She also committed to bringing forward a Biodiversity Strategy for 2030 cutting across trade, industry, agriculture and economic policy. On farming she said:“We must preserve the vital work our farmers do to provide Europeans with nutritious, affordable and safe food. This is only possible if they can make a decent living for their families. We will support our farmers with a new ‘Farm to Fork Strategy’ on sustainable food along the whole value chain.”

Mrs Von der Leyen also confirmed that she wants to continue with the EU’s strong, open and fair trade agenda. She plans to swiftly conclude the ongoing negotiations with Australia and New Zealand, to pursue other deals if the conditions are right and wishes to work towards a ‘balanced’ and ‘mutually beneficial’ partnership with the US.

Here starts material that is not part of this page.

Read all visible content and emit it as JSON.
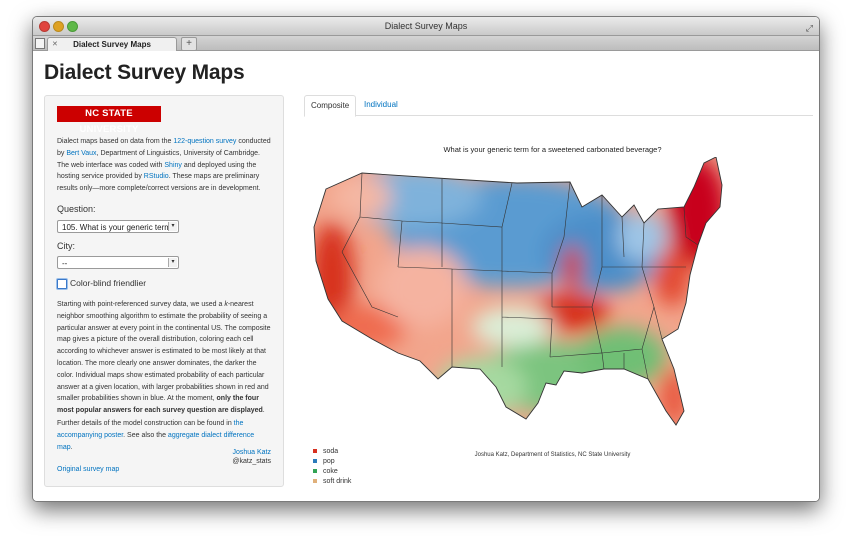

Commission reaches conclusion on UAN fertilizer anti-dumping case

The European Commission has published its conclusion of the inquiry into claims that UAN fertilizer was being dumped on the EU market by the USA, Russia, Trinidad and Tobago. The Commission has concluded that a degree of dumping did take place and as such, it supports the continued application of duties in order to protect the EU fertilizer manufacturing industry.

The NFU alongside other European farming unions including the Irish Farmers’ Association, gave evidence to DG Trade during the inquiry and argued that the high level of duties currently applied means that EU UAN prices are consistently above world prices.

UAN use is concentrated in the arable sector and volatility in UAN prices directly translate into farm input costs. It is estimated that the antidumping measures currently in place add an additional cost of €40m to UK farmers every year.

However, despite supporting the application of duties the Commission propose that the existing ad valorem duties should be replaced with a fixed specific duty.

It is a small though positive piece of news for EU farmers, with prices continuing to rise the cost of the duty will at least remain fixed.

This proposal from the Commission will now progress for approval by member states at the TDI (trade defensive instruments) committee in DG Trade at their September meeting.